I knew I was going to have to tackle this book after reading Samantha Ellis’s wonderful book about Anne Bronte, Take Courage. My friend Lissa Evans said in the comments to the Ellis post ‘I …read and enjoyed Agnes Grey too, though it's fairly discursive, a bit like a 19th century version of The Nanny Diaries’ – which is about right. Tenant of Wildfell Hall is undoubtedly AB’s masterpiece, but this one is worth a look, and is actually short, entertaining and a quick and easy read, which cannot be said for all 19th century great novels.
Agnes is young and independent-minded – when her family falls on hard times, she decides to go out and be a governess. Her relations are rather doubtful (this would be true of Anne Bronte herself in real life) but she is determined to go, and to succeed. Her first job doesn’t last very long, and when it ends she decides that she is going to advertise herself for her next job, and ask for more money: admirable.
She stays with the second family for several years, forming a relationship with the young women there, and eventually
SLIGHT BUT PREDICTABLE SPOILER
she finds true love and can marry and become a vicarage wife.
I was completely split in my reaction to Agnes. On the one hand she is firm in her views, confident, and has high expectations of the world. She is funny and quite feminist. Her religion is important to her, but so is her attraction to the curate – she is straightforward about wanting love, and their courtship is charming. She is not a simpering miss, and she tells us how she goes about her business hoping to see him. She describes the life of a governess with great conviction, you can totally believe the annoyances and pinprick humiliations and disasters.

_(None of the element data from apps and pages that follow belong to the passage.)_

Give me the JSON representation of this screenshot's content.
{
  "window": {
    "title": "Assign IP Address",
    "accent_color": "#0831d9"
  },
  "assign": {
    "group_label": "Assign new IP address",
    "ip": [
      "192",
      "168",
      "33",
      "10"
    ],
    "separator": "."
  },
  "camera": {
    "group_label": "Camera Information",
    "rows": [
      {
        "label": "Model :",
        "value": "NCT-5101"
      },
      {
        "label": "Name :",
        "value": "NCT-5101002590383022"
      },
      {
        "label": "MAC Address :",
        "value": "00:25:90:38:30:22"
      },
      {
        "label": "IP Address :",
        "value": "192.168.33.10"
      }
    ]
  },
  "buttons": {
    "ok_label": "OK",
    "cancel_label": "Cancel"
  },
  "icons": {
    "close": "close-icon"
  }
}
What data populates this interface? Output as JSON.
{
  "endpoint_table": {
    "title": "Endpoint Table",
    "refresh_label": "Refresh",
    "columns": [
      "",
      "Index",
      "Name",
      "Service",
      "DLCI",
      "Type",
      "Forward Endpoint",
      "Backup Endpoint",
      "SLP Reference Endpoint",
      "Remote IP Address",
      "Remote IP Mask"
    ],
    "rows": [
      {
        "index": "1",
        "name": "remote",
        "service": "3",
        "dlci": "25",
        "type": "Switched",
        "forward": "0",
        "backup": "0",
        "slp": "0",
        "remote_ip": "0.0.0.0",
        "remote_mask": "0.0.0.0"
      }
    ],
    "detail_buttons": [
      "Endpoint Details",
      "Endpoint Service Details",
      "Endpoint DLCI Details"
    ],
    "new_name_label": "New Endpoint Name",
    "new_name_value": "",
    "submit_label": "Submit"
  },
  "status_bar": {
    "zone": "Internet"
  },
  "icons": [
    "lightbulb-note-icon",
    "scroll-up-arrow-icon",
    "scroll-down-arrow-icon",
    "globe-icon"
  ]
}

But on the other hand – what a passive-aggressive nightmare she must have been. There are very few situations in which I can start empathizing with a rich Victorian employer of a governess, but I astonish myself by being on the side of the lady mothers here. Agnes Grey describes pretty much all the children she dealt with as a nightmare, and she is often in trouble with the parents for not controlling them. Well… she has to take some responsibility surely? If she can’t teach and train them then she is not doing her job. It is seen as outrageous when the families make that point, but it seems self-evident. The girls in her second job are obviously very fond of her, but if she keeps saying how badly-behaved they are, does that not reflect on herself, Agnes? Her own undoubted goody-goodyness doesn’t seem to rub off on any of her charges.
As they grow older, she has less to do, but Agnes is outraged when someone points that out. I don’t for a moment think that being a governess was an easy job, her description is only too believable, but it does sound as though actually she was really bad at her job.
It should be said that in real life Anne was the only one of the Bronte sisters who could hold down a job for any length of time. She was much loved, apparently, by the young women she was governess to. (This was the job that was eventually messed up by the arrival of Branwell Bronte as tutor… and his relationship with Mrs Robinson, with that weird foreshadowing in her name). I do wonder what the real-life family must have made of this book.
The young women in the book sound selfish and naughty (their upbringing you know) but also good fun and light-hearted. They are thoughtless and flirtatious, but also fond of their governess.
So a very easy read, like an early chicklit with a very grumpy heroine, who is rather full of herself in a #humblebrag way. Her sister Charlotte’s Jane Eyre tends to get the governess attention – but that book is a fairytale really, and I’m certain Agnes Grey is a much more realistic view of the situation.
The picture of 1840s fashions is from the NYPL.